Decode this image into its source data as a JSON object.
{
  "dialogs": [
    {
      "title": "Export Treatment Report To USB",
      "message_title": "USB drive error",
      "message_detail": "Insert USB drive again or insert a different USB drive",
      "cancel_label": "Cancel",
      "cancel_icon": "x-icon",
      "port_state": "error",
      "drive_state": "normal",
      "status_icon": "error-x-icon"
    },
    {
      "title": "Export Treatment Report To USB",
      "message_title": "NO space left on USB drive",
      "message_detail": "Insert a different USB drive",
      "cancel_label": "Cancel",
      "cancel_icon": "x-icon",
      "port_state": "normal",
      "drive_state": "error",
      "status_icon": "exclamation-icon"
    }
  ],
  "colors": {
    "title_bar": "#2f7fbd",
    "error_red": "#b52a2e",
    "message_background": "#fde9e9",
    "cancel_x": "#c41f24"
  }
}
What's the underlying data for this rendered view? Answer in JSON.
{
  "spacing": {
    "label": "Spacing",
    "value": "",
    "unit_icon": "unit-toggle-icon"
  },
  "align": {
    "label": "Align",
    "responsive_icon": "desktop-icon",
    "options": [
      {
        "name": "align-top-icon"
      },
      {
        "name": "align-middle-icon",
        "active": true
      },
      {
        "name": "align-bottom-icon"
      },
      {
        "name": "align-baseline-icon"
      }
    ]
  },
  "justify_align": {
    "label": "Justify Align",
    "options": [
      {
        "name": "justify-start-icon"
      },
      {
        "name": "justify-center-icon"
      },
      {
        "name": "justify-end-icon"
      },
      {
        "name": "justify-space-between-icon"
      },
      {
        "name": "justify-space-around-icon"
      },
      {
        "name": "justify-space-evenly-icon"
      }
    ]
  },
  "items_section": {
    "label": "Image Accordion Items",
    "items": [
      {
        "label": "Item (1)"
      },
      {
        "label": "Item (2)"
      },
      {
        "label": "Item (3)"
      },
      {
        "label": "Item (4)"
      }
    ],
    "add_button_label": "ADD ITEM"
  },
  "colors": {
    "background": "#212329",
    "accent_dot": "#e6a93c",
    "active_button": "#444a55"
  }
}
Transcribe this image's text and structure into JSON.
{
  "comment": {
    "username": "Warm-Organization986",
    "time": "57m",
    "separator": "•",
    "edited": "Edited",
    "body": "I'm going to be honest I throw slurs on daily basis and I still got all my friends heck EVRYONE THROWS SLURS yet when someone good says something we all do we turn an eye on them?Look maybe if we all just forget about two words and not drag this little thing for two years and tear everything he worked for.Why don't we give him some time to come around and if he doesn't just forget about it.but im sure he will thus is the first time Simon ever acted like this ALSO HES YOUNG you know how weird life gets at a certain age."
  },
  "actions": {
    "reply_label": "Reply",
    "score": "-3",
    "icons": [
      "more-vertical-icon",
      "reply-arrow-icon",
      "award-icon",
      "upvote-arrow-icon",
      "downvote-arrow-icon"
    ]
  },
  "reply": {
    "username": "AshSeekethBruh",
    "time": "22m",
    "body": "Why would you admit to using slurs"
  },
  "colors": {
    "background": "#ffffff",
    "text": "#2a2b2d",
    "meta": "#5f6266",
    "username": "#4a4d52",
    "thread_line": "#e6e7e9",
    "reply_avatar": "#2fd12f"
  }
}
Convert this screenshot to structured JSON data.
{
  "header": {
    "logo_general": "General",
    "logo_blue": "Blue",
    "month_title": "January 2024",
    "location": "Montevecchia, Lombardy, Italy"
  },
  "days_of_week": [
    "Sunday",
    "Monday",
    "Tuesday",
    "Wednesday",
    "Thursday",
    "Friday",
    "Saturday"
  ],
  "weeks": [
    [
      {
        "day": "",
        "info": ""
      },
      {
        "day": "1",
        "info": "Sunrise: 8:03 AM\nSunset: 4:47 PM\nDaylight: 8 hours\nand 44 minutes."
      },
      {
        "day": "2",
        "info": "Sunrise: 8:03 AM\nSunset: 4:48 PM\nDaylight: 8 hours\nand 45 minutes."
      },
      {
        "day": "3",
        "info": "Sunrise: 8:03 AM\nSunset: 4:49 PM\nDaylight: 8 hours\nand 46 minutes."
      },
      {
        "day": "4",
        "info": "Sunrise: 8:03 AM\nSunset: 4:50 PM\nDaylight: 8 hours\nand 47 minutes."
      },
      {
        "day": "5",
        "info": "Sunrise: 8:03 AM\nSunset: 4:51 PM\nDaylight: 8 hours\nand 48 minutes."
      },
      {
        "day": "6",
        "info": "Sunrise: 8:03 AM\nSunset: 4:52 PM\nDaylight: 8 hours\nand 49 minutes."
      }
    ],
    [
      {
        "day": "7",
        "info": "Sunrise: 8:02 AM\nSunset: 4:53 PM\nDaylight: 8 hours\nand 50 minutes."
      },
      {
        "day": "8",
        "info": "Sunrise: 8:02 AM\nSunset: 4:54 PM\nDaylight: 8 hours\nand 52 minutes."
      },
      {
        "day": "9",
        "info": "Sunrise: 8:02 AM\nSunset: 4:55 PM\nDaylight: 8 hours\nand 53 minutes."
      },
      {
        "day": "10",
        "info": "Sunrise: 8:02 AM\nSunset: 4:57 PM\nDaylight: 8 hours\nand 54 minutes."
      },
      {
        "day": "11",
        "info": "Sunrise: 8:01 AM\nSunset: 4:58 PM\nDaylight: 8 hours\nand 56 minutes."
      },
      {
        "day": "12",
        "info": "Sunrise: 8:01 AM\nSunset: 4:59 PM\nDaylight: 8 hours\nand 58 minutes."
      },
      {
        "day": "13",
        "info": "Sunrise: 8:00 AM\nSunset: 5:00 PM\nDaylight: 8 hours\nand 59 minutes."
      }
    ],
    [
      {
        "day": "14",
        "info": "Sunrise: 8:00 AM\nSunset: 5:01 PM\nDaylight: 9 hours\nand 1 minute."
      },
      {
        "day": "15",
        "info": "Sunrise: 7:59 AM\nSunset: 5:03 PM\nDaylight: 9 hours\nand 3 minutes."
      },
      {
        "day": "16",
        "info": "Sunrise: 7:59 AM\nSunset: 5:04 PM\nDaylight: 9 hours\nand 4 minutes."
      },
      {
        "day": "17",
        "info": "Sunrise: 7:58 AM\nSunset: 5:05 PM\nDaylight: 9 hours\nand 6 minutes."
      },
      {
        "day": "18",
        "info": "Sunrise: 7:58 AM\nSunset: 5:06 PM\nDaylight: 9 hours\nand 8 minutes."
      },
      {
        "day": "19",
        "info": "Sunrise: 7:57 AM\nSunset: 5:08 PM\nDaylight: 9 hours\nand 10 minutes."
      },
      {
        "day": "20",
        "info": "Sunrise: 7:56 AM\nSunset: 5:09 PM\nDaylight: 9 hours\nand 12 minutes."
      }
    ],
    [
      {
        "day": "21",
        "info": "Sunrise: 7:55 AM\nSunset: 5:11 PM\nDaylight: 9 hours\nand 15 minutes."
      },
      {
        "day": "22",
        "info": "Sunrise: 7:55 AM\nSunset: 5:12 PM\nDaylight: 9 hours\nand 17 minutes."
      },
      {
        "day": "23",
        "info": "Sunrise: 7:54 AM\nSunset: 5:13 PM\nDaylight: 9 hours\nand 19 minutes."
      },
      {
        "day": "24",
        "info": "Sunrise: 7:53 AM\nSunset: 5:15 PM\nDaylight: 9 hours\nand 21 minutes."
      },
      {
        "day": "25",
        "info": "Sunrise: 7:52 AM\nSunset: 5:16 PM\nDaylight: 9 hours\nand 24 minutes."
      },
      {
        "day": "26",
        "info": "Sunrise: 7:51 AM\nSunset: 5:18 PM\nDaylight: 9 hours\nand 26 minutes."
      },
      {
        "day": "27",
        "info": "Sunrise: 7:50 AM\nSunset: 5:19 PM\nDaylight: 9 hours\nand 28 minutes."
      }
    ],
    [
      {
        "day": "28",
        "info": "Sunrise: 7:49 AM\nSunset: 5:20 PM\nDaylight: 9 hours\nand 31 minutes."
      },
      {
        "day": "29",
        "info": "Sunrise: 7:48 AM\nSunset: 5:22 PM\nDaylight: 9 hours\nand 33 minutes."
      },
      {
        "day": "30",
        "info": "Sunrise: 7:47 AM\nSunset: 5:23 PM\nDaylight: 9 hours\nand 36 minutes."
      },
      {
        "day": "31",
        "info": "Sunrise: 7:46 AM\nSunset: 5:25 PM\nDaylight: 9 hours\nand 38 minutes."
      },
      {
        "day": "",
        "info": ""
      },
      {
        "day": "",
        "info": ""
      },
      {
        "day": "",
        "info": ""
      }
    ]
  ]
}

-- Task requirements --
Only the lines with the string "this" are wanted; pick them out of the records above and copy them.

-- Problem solution --
Decode this image into its source data as a JSON object.
What's the underlying data for this rendered view? Answer in JSON.
Transcribe this image's text and structure into JSON.
    "body": "I'm going to be honest I throw slurs on daily basis and I still got all my friends heck EVRYONE THROWS SLURS yet when someone good says something we all do we turn an eye on them?Look maybe if we all just forget about two words and not drag this little thing for two years and tear everything he worked for.Why don't we give him some time to come around and if he doesn't just forget about it.but im sure he will thus is the first time Simon ever acted like this ALSO HES YOUNG you know how weird life gets at a certain age."
Convert this screenshot to structured JSON data.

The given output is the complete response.